## Exercise
Read through the listing below and copy each line in which the word "Users" occurs.

▶

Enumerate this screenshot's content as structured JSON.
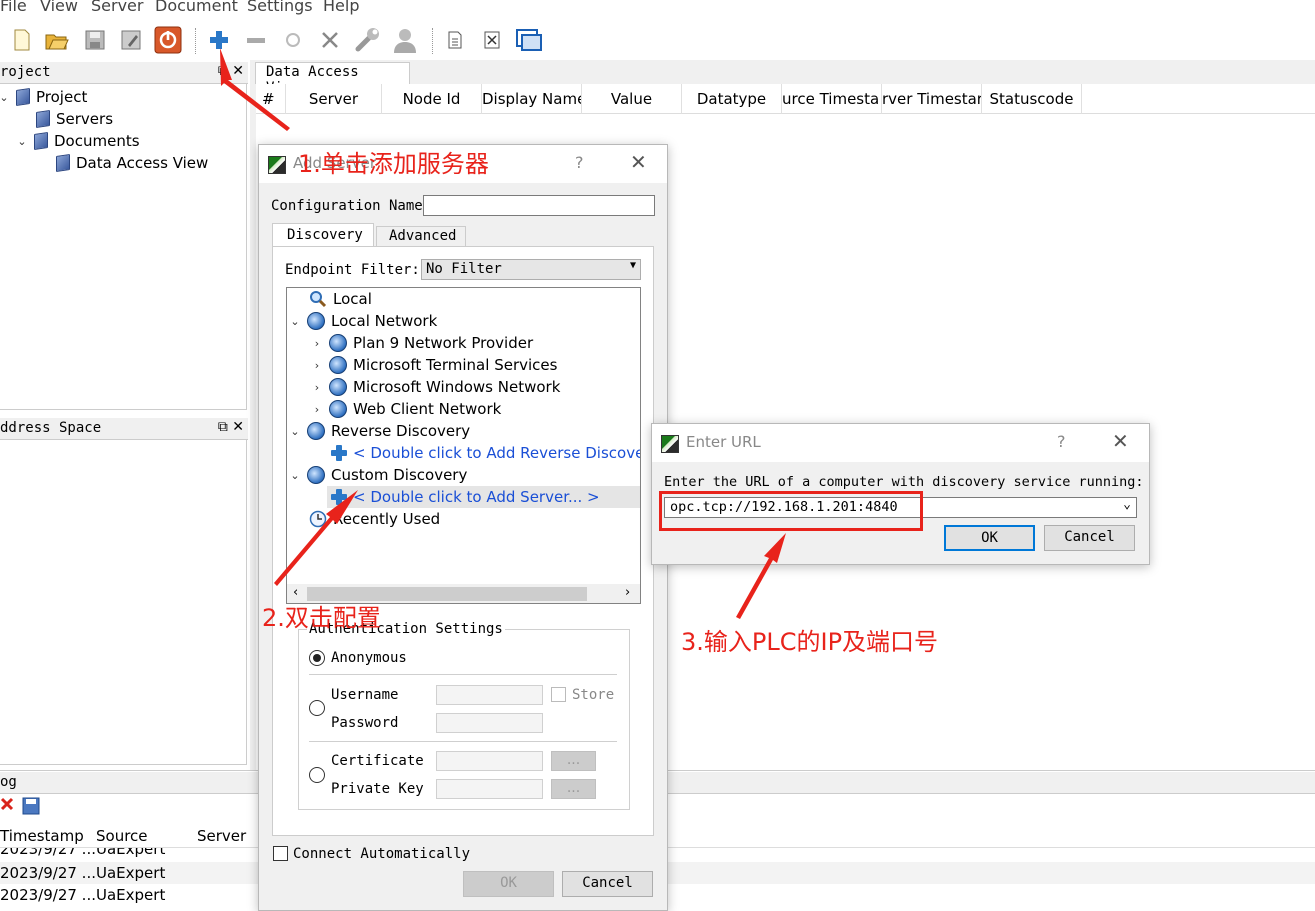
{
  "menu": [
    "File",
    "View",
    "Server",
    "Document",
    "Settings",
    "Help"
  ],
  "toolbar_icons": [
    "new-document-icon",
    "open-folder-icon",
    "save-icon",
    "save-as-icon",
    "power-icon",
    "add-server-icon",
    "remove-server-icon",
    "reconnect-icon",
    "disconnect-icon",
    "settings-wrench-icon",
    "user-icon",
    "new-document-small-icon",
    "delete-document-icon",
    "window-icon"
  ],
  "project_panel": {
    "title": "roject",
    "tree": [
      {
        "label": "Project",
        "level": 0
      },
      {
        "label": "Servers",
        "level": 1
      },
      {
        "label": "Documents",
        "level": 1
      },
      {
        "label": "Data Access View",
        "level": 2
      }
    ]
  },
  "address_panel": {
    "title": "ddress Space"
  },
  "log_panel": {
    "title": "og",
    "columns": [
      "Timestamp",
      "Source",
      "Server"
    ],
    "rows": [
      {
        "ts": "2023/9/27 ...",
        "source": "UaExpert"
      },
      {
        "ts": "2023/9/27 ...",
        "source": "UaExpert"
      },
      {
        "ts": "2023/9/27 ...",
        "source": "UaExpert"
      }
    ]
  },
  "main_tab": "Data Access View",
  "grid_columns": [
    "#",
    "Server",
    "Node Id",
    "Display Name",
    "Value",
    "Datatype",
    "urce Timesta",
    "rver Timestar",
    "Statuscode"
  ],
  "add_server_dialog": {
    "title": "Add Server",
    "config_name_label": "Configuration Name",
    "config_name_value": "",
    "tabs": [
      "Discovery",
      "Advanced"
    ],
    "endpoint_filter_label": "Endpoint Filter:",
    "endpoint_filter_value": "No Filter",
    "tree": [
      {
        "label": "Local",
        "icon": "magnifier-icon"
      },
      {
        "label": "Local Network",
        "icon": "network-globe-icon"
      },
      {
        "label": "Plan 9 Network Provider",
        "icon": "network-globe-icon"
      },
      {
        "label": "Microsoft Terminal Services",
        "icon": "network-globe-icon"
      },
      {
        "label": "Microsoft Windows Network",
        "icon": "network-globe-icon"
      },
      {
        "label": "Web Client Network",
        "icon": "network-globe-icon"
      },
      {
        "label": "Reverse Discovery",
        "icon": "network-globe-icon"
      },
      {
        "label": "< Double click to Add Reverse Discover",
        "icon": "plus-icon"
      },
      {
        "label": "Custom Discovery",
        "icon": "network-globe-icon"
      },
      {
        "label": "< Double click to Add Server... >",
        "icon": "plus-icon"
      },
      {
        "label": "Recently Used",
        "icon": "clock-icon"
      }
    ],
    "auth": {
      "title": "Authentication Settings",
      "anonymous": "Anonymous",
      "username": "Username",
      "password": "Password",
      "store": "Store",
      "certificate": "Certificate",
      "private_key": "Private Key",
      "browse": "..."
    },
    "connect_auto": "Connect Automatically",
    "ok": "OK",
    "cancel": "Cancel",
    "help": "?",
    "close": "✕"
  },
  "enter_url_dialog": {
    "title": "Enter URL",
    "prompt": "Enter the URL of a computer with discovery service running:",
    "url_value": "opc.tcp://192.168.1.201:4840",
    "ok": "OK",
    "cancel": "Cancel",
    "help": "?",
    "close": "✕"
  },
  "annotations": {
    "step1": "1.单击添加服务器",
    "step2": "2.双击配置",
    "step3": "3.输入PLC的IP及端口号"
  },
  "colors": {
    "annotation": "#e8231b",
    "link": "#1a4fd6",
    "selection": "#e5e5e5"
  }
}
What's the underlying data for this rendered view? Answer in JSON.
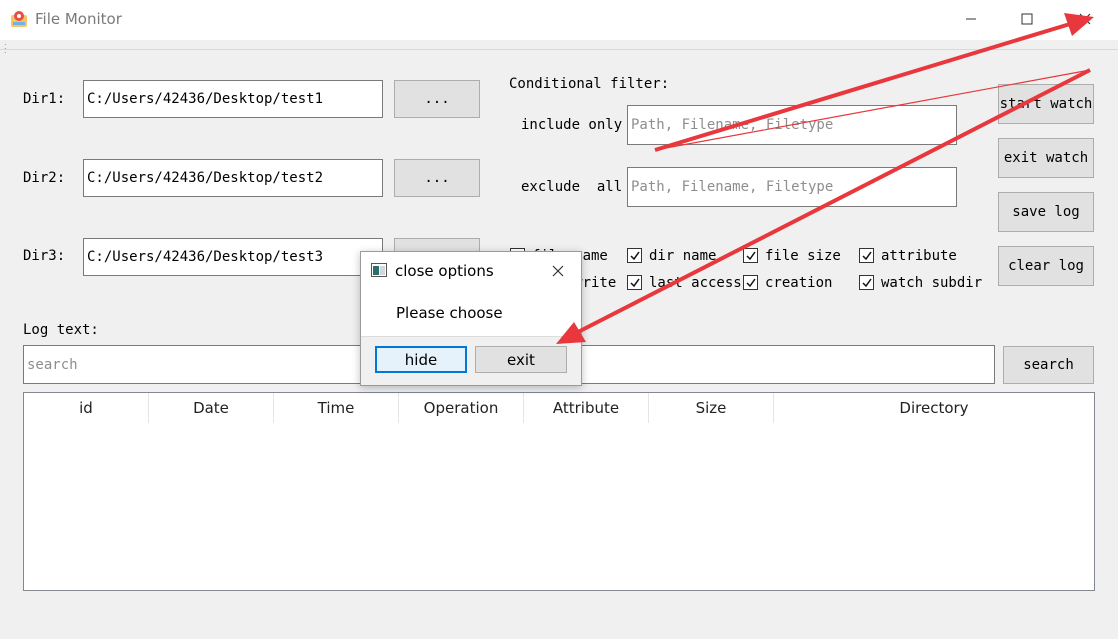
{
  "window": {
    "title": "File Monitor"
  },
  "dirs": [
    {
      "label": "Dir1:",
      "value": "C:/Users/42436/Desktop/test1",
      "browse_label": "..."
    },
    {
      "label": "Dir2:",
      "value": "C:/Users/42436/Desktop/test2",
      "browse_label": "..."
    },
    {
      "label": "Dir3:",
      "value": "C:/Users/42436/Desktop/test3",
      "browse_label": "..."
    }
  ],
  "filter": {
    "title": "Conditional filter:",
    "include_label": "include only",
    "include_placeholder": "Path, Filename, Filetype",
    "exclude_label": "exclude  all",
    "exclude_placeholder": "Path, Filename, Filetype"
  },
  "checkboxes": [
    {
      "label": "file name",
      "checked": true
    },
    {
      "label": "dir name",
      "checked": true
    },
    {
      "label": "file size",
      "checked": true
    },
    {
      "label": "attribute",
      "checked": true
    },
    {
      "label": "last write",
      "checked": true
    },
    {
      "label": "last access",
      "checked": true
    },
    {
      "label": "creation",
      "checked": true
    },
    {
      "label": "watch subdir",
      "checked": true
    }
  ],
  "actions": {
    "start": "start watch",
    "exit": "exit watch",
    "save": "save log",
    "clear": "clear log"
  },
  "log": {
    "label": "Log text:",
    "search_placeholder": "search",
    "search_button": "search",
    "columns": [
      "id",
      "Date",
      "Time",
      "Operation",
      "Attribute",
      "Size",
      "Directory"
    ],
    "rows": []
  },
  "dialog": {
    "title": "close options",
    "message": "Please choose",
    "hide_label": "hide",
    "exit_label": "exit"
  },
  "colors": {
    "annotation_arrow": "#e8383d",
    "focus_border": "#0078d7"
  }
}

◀
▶

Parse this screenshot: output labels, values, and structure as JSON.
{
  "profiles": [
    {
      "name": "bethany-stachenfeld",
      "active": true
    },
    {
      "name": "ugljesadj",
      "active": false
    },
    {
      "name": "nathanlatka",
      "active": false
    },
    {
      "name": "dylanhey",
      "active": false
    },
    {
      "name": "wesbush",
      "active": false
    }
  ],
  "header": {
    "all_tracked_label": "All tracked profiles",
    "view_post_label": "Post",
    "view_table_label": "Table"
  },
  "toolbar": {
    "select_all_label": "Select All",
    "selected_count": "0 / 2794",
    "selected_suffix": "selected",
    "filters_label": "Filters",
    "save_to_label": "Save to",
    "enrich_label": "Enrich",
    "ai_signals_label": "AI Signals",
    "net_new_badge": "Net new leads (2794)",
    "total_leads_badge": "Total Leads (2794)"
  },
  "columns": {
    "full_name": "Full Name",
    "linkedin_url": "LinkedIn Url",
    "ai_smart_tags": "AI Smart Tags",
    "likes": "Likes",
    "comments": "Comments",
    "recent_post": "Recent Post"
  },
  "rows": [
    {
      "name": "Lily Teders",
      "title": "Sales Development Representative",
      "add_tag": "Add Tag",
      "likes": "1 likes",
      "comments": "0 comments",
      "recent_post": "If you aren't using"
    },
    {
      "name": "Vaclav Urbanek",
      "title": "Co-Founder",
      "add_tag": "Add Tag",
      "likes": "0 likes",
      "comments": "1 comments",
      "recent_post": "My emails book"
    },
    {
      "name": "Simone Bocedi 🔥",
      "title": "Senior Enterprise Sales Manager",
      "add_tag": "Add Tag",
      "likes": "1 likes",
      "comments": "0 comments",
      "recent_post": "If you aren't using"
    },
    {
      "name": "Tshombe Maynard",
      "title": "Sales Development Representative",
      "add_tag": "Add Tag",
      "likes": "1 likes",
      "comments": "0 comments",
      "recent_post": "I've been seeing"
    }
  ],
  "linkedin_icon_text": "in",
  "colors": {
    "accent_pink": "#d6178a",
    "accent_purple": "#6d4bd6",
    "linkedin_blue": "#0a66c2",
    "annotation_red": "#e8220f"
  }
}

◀

## Reply
      "value": "C:/Users/42436/Desktop/test1",
      "value": "C:/Users/42436/Desktop/test2",
      "value": "C:/Users/42436/Desktop/test3",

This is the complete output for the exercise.